      • Once at this location type the command below to install websockets using pip, this will do all the hard work for you
        pip install websockets
    • We are going to make a very basic chat system using clients and servers – This can be improved upon quite a lot with the use of threading that allow you to compute asynchronously but for this level of course I will not include it but may come at a later date in some more complex python tutorials
      • First we have to create a server that will allow clients to connect – this will receive messages and then output these to all the clients except the person who sent it
      • Here are some tips:
        • Import the necessary modules to be used for he websockets
          import asyncio
          import websockets
        • View Code File

        • Create a list of client (websockets), and then define some actions to do when they connect
          Clients =[]
          def onconnect(websocket, uri):
        • View Code File

        • Write the code to take the message from the client, split the message to separate the name of the sender and the actual message itself. Then display this on the server, this is more for our convenience so we can see what is happening. Then loop through all web sockets sending the message to everyone except the current client
          while True:
            datain = yield from websocket.recv()
            msg = datain.split(",")
            print("From %s: %s" % (msg[0],msg[1]))
            dataout = "%s says: %s" % (msg[0],msg[1])
            for client in Clients:
              if client == websocket:
                yield from client.send(dataout)
        • View Code File

        • Now define these at the end of the document that get everything started and running that are covered more in depth above, as you can see from the first line it will serve anything that comes on the localhost using port 8002:
          start_server = websockets.serve(onconnect, 'localhost', 8002)
        • View Code File

      • We have now successfully created a web server, so it is time to create our client
      • Hints and Tips:
        • First, we will import all the required modules and then define a variable to hold the username of the client
          import asyncio
          import websockets
          username = ""
        • View Code File

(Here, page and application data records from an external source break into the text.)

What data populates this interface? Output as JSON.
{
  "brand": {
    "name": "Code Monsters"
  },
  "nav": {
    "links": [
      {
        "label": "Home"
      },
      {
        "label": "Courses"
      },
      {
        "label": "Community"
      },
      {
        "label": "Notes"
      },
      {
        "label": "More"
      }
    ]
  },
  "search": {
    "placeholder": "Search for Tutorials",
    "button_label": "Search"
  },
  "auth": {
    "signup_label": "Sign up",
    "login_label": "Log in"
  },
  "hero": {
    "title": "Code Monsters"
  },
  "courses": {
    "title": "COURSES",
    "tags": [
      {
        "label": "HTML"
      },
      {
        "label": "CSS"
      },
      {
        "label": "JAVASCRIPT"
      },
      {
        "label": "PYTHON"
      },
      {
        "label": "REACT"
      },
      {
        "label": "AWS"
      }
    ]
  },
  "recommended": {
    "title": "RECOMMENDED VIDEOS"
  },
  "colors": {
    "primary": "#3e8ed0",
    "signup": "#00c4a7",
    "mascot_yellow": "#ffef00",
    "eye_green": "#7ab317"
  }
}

        • Now to define the function that will allow us to connect to the server and then what we should do when connected. For this we will be connecting the to the websocket (ws in url) with domain localhost and port 8002 as we set up in the server. It will ask for your username for the chat and then will enter a loop of sending a message and then waiting for a response:
          def client():
            websocket = yield from websockets.connect('ws://localhost:8002/')
            username = input("Enter Your Name: ")
            while True:
              msg = input("Your Mesage: ")
              yield from websocket.send(username + "," + msg)
              resp = yield from websocket.recv()
              print("From server: %s" % resp)
        • View Code File

        • Lastly lets add the code to get everything running:
        • View Code File

Well done. You have completed the Python course.
How do I get a certificate of Completion for this course?
  1. Once you have subscribed, TalkIT can monitor some of your activity on the website. But as the tutorials are designed to allow you to work when you want, we do not know exactly when you have finished a course – So just email TalkIT with:
    • The date you have completed all the tutorials in the course
    • Include the title of the course
  2. TalkIT will then send you a certificate of completion for that course


Back to beginning
Copyright © 2016 TalkIT®

If you liked this post, please comment with your suggestions to help others.
If you would like to see more content like this in the future, please fill-in our quick survey.
Scroll to Top